AMERICA'S NATIONAL GAME

would be separated, and at the mercy of the League; and that, as the only course left us required time and labor to develop, we must therefore insist upon an immediate conference.

Then, upon their final refusal to meet us we began organizing for ourselves, and are in shape to go ahead next year under new management and new auspices. We believe that it is possible to conduct our national game upon lines which will not infringe upon individual and natural rights. We ask to be judged solely by our work, and believing that the game can be played more fairly and its business conducted more intelligently under a plan which excludes everything arbitrary and un-American, we look forward with confidence to the support of the public and the future of the national game.

The National Brotherhood of Ball Players.

The revolutionary manifesto promulgated by the National Brotherhood of Base Ball Players, under date of November 4th, 1889, was answered by the National League, under date of November 21st, 1889, as follows:

TO THE PUBLIC.

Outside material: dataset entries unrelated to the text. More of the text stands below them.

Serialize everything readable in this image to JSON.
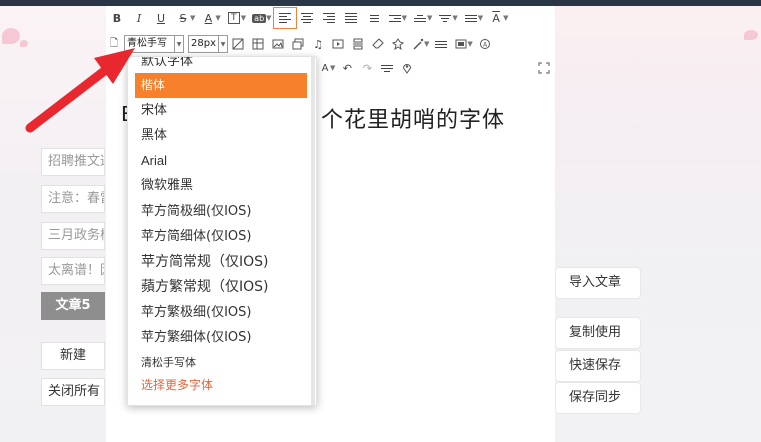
{
  "toolbar": {
    "row1": [
      "B",
      "I",
      "U",
      "S",
      "A",
      "T",
      "ab"
    ],
    "font_name": "青松手写",
    "font_size": "28px"
  },
  "content": {
    "left_char": "B",
    "text": "个花里胡哨的字体"
  },
  "font_dropdown": {
    "items": [
      "默认字体",
      "楷体",
      "宋体",
      "黑体",
      "Arial",
      "微软雅黑",
      "苹方简极细(仅IOS)",
      "苹方简细体(仅IOS)",
      "苹方简常规（仅IOS)",
      "蘋方繁常规（仅IOS)",
      "苹方繁极细(仅IOS)",
      "苹方繁细体(仅IOS)",
      "清松手写体"
    ],
    "selected": "楷体",
    "more_link": "选择更多字体"
  },
  "left_panel": {
    "fields": [
      "招聘推文这",
      "注意：春雷",
      "三月政务楼",
      "太离谱！因"
    ],
    "active_tab": "文章5",
    "new_button": "新建",
    "close_all_button": "关闭所有"
  },
  "right_panel": {
    "import_button": "导入文章",
    "copy_button": "复制使用",
    "quick_save_button": "快速保存",
    "save_sync_button": "保存同步"
  },
  "colors": {
    "accent": "#f7802d",
    "link": "#e8643c",
    "arrow": "#e8282e"
  }
}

The National League of Base Ball Clubs has no apology to make for its existence, or for its untarnished record of fourteen years.

It stands to-day, as it has stood during that period, sponsor for the honesty and integrity of Base Ball.

It is to this organization that the player of to-day owes the dignity of his profession and the munificent salary he is guaranteed while playing in its ranks.

The good name of this League has been assailed, its motives impugned and its integrity questioned by some of the very men whom it has most benefited.

The League therefore asks the public to inspect its record and compare the following statement of facts with the selfish and malicious accusations of its assailants:

The National League was organized in 1876 as a necessity, to rescue the game from its slough of corruption and disgrace, and take it from the hands of the ball players who had controlled and dominated the "National Association of Professional Base Ball Players."

No effort was made by the old Association to control its members, and the result was that contract-breaking, dissipation and dishonesty had undermined the game to such an extent that it seemed an almost hopeless task to attempt its rescue.

The League, upon its organization, abolished pool-selling and